⟨
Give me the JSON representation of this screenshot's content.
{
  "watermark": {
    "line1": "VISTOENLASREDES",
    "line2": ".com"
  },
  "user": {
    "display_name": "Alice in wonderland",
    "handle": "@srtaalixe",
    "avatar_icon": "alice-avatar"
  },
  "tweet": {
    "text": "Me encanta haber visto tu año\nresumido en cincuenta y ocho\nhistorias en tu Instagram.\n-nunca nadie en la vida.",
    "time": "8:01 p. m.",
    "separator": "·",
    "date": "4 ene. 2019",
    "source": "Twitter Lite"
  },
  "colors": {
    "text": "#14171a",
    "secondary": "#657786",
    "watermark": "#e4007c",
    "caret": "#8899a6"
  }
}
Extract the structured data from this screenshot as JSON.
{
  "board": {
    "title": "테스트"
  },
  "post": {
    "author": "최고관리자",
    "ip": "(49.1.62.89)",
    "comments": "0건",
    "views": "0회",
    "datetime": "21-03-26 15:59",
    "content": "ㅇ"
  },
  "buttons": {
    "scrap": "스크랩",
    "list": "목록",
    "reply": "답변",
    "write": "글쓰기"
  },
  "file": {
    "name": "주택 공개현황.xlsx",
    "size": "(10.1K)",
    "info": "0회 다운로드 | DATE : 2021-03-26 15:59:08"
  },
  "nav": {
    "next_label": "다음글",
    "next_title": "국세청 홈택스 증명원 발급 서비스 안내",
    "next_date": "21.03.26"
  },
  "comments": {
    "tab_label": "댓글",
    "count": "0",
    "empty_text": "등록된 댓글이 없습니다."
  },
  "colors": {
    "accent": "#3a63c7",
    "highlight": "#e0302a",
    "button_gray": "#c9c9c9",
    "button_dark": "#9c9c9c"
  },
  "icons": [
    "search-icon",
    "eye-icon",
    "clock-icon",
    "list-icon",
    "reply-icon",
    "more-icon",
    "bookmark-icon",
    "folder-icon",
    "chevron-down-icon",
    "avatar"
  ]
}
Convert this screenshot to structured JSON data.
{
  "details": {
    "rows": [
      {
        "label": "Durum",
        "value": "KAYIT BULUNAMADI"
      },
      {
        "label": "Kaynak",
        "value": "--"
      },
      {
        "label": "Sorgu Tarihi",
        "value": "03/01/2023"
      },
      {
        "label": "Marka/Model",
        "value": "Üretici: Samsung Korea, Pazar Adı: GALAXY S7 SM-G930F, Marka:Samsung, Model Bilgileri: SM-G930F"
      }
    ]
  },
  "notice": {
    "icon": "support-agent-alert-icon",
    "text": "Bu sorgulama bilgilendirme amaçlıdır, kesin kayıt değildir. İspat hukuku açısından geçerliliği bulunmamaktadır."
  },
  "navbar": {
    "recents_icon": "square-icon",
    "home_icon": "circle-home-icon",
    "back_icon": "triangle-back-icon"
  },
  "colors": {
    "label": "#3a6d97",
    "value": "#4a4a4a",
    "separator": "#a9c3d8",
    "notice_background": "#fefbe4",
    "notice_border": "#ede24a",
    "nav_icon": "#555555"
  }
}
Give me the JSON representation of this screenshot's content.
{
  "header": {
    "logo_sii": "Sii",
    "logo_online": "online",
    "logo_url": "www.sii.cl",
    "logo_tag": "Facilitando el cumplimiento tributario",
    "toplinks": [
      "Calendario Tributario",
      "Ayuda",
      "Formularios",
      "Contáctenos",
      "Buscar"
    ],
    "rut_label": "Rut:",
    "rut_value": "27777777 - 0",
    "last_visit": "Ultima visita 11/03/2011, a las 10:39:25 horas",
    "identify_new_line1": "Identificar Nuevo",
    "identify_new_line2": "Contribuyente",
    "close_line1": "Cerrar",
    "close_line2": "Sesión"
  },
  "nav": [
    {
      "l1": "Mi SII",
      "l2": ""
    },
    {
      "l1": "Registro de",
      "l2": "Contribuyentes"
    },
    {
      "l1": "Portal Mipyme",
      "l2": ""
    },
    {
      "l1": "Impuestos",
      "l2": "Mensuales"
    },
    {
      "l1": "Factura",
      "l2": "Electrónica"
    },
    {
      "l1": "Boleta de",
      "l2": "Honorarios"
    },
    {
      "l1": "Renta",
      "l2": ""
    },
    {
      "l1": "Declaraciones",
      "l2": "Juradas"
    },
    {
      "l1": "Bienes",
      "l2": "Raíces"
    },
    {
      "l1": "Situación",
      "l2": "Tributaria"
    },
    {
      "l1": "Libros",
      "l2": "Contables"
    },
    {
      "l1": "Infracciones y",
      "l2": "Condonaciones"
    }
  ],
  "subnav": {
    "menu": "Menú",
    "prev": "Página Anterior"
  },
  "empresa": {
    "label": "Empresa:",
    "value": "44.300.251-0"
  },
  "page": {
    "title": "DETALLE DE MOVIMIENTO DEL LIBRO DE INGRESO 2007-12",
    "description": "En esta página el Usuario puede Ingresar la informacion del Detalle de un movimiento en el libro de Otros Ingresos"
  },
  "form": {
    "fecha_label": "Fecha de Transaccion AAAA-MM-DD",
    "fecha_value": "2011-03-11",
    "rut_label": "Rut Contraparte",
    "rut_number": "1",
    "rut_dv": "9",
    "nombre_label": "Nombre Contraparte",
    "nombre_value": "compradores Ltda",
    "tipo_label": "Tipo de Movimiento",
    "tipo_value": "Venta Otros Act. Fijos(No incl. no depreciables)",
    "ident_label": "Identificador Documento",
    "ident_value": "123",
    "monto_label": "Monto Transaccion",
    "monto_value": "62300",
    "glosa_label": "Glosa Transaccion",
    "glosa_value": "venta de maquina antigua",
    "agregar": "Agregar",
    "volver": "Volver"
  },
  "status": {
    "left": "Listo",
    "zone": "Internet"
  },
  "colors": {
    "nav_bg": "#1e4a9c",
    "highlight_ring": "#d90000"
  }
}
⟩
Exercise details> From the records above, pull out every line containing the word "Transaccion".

Output for this exercise>
    "fecha_label": "Fecha de Transaccion AAAA-MM-DD",
    "monto_label": "Monto Transaccion",
    "glosa_label": "Glosa Transaccion",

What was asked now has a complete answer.